The green light the City Council gave Tuesday is expected to allow the private fundraising to truly commence. If the private funding isn’t secured within the 18-month time frame, the City of Casper’s involvement in the project will die, Napier told the City Council.
Casper Parks, Recreation & Public Facilities Director Zulima Lopez told the City Council that she supports the addition of a second sheet of ice as that is the only way she sees for the city to eliminate the subsidy it incurs operating the Casper Ice Arena. A second sheet of ice would allow the sale of more ice time and would help the city attempt to attract a junior hockey club — provided the expansion includes a locker room, Lopez said.
Coupled with some adjustments to concession sales such as beginning to sell beer and adding corporate sponsorships, Lopez told the City Council she thinks there is a pathway to eliminate the subsidy at the Casper Ice Arena.
The other major reason Lopez said she supports the expansion is because it would be “one more weapon in the arsenal to position Casper as a destination for sports.”
Councilor Lisa Engebretsen noted that an indoor sports facility known as the WYO Sports Ranch is being developed near the Ford Wyoming Center and the school district is investing in a new tennis complex at Highland Park.
As the City of Casper is not being asked to contribute financially to the WYO Sports Complex or the tennis courts project, Engebretsen said she thinks it makes sense for the city to contribute toward the momentum of adding to the sports tourism amenities by investing in the second ice sheet.
The City Council gave its direction Tuesday in a nonbinding straw poll vote.
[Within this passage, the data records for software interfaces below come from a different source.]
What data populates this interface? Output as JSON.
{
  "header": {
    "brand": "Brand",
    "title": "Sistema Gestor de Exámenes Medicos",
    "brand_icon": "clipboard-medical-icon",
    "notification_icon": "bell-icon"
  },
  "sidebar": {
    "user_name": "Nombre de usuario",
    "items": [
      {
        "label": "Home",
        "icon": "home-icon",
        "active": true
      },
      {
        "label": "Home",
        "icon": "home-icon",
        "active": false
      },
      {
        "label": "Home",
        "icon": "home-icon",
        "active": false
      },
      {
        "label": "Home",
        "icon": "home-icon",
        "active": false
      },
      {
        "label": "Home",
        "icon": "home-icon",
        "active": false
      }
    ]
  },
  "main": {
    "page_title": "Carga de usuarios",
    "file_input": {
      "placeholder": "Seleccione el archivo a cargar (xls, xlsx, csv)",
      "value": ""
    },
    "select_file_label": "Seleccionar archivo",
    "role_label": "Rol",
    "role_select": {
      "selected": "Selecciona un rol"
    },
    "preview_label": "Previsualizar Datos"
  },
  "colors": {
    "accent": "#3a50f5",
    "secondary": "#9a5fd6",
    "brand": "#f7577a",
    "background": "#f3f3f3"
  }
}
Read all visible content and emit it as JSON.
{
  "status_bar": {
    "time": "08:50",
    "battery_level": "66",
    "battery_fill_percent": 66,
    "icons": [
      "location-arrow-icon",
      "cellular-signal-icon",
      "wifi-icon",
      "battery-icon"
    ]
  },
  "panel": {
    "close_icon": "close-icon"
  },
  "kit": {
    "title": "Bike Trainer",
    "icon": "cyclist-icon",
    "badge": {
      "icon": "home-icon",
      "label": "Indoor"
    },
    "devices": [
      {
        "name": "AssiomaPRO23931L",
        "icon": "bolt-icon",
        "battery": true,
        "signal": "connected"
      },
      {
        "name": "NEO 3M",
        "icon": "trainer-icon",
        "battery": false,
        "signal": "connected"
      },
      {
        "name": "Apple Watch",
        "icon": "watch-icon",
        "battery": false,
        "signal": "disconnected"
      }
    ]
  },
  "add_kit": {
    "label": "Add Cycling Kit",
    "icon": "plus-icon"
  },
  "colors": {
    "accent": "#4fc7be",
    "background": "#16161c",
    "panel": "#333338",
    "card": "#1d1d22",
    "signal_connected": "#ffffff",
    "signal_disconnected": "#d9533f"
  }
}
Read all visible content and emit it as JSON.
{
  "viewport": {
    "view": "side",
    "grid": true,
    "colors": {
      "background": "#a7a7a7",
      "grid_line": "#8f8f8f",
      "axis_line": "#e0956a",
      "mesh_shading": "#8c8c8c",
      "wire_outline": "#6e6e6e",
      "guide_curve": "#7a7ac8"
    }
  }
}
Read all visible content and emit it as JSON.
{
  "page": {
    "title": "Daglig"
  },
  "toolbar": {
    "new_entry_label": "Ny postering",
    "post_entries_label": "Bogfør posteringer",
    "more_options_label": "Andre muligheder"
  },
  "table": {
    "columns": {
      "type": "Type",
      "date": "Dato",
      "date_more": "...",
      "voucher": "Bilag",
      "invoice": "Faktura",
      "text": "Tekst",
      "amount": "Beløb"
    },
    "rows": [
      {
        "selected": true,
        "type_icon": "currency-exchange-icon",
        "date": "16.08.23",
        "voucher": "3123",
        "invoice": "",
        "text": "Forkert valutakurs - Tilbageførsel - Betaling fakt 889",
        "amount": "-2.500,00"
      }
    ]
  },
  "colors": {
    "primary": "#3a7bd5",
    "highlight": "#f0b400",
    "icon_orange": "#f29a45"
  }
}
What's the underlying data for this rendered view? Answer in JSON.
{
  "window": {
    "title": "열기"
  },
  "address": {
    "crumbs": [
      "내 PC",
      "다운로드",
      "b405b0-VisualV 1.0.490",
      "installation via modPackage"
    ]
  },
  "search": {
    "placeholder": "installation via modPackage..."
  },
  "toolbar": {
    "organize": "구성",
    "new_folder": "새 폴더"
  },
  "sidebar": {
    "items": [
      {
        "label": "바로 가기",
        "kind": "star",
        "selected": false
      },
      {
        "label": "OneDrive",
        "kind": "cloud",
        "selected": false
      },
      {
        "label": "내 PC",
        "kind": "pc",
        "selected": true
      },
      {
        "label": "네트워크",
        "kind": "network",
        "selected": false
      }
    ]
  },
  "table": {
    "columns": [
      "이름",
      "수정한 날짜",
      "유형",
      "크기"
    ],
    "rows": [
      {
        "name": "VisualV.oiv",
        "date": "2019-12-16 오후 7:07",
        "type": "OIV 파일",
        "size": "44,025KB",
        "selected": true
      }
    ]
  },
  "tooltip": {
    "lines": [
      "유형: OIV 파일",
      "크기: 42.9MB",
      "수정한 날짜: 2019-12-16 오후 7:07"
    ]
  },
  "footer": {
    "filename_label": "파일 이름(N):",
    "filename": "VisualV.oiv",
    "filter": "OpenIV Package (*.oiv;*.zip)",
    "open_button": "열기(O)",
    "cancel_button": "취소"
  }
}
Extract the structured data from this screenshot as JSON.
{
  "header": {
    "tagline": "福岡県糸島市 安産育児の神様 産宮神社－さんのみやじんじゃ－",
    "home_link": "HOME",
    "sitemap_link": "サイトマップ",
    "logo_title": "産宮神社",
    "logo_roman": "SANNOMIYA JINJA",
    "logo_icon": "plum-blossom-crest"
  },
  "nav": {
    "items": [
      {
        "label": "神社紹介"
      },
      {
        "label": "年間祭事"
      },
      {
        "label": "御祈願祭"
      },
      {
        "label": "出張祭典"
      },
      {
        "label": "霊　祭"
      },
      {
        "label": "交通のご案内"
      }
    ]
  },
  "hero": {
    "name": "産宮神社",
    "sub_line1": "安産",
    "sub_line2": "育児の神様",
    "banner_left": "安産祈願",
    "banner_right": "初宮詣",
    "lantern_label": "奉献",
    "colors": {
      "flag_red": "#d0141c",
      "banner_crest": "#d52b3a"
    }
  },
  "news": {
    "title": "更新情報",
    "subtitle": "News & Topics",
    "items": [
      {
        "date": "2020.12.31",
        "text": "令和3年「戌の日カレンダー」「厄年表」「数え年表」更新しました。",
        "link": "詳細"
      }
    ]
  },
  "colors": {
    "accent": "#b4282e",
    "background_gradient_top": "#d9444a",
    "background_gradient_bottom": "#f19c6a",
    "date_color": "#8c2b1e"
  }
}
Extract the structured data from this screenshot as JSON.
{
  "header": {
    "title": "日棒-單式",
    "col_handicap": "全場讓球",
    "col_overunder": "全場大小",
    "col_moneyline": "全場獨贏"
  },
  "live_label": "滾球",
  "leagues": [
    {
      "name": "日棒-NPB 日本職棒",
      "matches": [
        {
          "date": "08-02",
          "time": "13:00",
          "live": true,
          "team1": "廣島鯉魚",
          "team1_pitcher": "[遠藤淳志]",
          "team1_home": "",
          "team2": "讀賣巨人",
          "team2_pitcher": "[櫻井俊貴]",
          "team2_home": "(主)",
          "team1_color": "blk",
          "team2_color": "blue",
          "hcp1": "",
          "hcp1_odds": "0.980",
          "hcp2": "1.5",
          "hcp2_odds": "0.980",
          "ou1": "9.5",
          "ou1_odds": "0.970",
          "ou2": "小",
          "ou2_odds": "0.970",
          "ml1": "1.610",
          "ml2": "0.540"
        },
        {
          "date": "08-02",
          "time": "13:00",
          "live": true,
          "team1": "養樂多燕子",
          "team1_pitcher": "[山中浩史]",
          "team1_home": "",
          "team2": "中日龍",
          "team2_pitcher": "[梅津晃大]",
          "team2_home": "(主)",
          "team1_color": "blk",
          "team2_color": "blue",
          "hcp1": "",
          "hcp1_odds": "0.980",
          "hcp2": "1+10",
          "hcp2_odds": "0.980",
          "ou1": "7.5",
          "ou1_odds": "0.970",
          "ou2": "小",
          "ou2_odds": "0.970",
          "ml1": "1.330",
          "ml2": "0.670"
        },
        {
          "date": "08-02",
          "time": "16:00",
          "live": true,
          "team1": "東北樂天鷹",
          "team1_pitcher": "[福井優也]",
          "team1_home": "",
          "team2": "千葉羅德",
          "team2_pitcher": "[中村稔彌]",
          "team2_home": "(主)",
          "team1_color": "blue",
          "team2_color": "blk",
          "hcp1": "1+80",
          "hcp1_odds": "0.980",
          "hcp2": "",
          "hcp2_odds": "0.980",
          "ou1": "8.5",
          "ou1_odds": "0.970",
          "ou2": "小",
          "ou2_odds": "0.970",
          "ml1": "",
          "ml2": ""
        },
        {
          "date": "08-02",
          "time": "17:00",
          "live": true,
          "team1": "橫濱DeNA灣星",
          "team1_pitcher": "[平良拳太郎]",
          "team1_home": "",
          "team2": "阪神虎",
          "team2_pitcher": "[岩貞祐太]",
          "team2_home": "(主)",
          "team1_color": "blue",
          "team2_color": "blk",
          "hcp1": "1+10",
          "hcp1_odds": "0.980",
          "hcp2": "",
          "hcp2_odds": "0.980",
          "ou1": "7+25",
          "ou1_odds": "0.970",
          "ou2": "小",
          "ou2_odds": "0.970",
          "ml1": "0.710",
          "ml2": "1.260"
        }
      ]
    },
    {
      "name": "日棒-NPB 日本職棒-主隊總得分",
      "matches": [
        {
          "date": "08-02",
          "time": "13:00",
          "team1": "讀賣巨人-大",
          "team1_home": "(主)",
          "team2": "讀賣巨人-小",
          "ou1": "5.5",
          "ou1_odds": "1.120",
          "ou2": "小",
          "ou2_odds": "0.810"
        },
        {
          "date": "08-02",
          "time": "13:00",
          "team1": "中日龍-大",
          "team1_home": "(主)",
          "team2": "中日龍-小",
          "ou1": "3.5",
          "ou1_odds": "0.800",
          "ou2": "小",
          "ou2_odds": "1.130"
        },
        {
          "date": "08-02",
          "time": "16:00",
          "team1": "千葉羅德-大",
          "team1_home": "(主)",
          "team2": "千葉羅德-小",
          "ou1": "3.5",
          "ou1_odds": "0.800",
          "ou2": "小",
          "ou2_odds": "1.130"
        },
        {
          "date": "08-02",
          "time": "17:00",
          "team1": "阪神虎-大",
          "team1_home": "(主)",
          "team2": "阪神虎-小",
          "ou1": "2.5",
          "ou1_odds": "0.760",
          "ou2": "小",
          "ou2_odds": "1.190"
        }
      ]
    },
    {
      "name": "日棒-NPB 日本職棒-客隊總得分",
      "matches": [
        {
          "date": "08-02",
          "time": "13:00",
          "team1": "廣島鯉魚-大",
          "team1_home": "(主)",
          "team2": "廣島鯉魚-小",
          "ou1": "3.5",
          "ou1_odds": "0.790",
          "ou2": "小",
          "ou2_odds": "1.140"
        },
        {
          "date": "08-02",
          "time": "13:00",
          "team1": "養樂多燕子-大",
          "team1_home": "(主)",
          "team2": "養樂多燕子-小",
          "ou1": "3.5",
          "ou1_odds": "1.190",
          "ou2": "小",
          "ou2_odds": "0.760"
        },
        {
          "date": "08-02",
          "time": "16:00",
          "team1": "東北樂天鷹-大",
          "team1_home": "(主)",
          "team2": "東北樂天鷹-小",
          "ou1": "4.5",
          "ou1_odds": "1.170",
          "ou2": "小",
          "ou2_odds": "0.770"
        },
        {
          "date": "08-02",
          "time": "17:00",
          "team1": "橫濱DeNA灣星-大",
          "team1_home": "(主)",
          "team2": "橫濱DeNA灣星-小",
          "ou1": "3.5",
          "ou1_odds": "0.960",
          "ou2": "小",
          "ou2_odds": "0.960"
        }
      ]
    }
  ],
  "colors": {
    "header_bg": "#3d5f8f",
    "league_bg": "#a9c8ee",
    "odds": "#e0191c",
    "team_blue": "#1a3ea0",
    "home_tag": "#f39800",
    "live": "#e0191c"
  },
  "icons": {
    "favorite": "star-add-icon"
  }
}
Formal approval of the city’s investment in the project has yet to occur and details as to exactly how and how much the city will contribute will be hashed out at a later date. The following staff memo describes some of the funding options available: